When I develop a plan with my students while walking a course I often explain how I would send a rider into the ring if they were to go first, and I explain my reasoning. Then I point out the parts of the course I think could potentially change if the rider is later in the order and can watch other riders go. I ask my students to walk the course both ways so they are prepared for both situations.

Understand the Reasoning

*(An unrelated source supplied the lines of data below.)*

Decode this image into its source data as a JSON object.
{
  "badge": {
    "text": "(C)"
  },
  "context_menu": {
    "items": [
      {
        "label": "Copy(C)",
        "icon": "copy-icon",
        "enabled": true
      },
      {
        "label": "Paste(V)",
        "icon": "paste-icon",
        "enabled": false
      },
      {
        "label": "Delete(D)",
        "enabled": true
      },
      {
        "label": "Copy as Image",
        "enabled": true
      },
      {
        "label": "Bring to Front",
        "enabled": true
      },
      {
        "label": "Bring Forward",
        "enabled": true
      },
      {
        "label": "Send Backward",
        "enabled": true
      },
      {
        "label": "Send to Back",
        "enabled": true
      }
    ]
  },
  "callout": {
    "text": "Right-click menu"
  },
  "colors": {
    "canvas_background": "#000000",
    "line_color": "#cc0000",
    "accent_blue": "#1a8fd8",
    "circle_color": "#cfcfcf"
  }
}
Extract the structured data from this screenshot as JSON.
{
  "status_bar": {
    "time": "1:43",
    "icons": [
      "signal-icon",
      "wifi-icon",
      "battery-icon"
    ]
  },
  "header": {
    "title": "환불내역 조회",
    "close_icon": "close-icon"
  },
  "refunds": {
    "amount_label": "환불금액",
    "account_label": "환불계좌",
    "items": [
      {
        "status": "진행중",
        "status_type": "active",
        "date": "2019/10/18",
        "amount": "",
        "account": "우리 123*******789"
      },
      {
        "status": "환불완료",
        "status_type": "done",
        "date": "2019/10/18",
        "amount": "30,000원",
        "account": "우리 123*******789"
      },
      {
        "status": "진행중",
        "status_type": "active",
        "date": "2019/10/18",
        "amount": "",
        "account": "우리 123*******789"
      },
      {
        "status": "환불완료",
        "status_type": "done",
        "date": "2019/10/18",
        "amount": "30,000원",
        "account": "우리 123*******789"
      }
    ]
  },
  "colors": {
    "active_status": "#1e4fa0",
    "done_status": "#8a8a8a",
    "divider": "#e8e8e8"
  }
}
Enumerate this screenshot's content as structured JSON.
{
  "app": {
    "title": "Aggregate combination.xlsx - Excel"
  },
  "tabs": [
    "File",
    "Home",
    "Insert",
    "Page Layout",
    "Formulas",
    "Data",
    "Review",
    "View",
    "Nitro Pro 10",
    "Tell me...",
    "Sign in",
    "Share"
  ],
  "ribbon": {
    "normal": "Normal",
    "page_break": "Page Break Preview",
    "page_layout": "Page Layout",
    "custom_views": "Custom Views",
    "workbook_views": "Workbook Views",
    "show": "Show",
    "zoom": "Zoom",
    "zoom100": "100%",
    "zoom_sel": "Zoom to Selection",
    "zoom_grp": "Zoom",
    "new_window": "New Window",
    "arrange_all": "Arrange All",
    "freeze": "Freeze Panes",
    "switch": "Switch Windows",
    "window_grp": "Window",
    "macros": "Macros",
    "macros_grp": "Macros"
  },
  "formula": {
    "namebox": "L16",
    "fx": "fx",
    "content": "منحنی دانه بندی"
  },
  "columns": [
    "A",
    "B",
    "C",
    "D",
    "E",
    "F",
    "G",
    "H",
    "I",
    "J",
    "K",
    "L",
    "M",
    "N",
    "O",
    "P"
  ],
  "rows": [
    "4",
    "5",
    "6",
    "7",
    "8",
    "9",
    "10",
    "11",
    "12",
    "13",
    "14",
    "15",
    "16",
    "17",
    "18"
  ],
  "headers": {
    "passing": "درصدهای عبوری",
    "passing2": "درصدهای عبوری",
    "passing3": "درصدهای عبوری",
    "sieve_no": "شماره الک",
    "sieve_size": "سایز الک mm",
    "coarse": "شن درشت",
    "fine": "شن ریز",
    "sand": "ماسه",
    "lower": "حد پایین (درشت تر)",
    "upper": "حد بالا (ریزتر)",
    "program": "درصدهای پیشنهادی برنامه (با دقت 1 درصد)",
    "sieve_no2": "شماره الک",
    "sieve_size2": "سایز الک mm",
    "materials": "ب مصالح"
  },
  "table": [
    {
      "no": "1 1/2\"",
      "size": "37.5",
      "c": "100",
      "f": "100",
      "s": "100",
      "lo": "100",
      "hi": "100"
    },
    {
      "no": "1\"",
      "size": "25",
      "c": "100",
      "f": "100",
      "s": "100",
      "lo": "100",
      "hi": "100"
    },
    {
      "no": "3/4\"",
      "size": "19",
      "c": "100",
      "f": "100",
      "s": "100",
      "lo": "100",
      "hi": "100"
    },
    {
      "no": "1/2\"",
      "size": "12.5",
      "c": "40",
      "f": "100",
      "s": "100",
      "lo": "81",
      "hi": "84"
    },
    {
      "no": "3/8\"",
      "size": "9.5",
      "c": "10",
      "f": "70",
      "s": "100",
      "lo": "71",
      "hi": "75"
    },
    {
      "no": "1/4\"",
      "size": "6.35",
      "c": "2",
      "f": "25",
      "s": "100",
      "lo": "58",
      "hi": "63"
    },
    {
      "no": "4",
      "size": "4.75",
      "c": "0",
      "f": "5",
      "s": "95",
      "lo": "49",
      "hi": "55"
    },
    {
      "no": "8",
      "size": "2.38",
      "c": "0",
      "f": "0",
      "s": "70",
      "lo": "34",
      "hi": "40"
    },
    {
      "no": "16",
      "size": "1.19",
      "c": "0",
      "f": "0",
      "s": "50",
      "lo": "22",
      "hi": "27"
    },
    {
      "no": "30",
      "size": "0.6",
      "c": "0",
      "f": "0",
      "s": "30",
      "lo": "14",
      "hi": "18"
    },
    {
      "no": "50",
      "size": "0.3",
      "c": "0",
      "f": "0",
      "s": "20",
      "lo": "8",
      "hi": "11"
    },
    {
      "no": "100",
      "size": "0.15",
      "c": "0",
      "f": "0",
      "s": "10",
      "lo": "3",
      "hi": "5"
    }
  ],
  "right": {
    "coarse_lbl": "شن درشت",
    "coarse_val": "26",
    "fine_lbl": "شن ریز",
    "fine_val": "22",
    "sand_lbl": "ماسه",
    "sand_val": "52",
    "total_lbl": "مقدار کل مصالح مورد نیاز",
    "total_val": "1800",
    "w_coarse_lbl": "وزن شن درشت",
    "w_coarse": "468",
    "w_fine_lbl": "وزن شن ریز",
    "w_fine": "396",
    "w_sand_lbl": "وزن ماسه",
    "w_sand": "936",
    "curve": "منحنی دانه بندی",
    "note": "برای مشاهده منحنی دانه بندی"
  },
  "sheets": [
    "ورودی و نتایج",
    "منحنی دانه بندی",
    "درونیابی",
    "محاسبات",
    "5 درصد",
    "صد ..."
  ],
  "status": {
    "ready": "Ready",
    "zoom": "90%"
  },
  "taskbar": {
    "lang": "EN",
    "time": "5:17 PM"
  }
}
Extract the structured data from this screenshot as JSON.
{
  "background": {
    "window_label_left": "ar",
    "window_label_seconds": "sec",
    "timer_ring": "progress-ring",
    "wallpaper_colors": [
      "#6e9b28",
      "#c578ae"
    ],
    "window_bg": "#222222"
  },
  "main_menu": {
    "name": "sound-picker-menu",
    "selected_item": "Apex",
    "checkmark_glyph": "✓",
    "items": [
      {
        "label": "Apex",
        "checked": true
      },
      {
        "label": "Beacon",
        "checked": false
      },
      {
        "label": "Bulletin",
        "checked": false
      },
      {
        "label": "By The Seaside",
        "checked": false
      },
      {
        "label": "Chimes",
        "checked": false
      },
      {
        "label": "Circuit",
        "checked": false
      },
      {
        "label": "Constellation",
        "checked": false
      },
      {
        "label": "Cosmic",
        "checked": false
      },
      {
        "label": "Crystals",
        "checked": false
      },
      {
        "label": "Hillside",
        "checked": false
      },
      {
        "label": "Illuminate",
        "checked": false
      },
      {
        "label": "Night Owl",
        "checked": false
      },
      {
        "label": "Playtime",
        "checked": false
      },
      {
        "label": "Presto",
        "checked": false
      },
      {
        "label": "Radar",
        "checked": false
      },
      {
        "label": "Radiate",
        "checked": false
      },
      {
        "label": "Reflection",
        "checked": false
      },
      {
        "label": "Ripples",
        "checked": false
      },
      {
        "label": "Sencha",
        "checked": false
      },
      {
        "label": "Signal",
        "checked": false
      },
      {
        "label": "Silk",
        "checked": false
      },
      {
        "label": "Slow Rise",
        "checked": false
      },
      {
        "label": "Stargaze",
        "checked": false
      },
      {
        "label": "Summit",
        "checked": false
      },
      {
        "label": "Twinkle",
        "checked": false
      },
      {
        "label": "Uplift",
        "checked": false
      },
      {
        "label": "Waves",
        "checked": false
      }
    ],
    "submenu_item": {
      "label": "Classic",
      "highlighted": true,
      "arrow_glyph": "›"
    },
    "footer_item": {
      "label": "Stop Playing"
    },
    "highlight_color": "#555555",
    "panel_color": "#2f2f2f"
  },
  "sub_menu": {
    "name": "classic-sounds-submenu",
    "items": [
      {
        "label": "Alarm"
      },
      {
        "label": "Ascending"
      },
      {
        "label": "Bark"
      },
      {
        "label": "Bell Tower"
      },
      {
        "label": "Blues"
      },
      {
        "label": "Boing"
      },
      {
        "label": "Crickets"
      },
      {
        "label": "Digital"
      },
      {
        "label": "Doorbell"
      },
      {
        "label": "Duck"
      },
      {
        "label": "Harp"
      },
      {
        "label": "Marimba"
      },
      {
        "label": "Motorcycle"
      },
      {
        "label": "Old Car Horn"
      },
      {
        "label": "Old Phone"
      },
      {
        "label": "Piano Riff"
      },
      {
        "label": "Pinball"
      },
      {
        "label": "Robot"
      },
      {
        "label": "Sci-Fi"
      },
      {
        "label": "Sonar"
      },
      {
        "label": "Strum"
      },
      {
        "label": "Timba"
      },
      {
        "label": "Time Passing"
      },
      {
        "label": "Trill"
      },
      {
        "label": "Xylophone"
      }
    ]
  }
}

At the end of a course walk, I think it is important for riders to know the plan and understand the reasoning behind it. When I walk a course with my students I try to explain as much as I can so they can learn why I think a line or track should be ridden a certain way. I want them to feel confident and understand they have all the tools they need. Practicing this thinking helps prepare them for times when they have to walk courses by themselves at the Platinum Performance/USEF Show Jumping Talent Search Finals and the Winter Equestrian Festival (WEF) Equitation Championship, or in situations where their trainer can’t make it to the ring. I never walk a course and just say, “You’re going to do a bending five, direct six, and inside turn.” I explain all the reasons and plans for different parts of the course.

Look for Horse-Specific Parts of the Course

Occasionally there are different ways to ride parts of a course depending on your horse. If I think there is a line or section of the course that does not have to be ridden only one way I call it “horse specific.” I will explain how it is horse specific and why, and discuss the best plan for each type of horse. For example, I’m going to have the horses that jump hard left do a different striding than the horses that get quick through in and outs.

Photo by Jump Media

Show Up Prepared

I believe riders should know their course before their walk and not expect the trainer to tell it to them. I like to see if they notice things like a dotted line, specific instructions, or the test in the course. So much of this sport is mental so I’m always trying to make sure my riders are independent and have the tools to do it on their own.

Equitation courses can be extremely complicated and technical, which is why it is important to understand how to get the most out of a course walk. The more prepared you are before you get on your horse, the more confident you will feel walking into the show ring.

Have questions about utilizing BarnManager or want to give it a try for yourself? Request a live demo here!

BarnManager is designed to be a part of your team, with the compatibility and credentials necessary to improve communication, simplify the management of horses, and get you out of the office, off the phone calls, and into the barn with the horses you care about! Click here to get a free demo and find out more!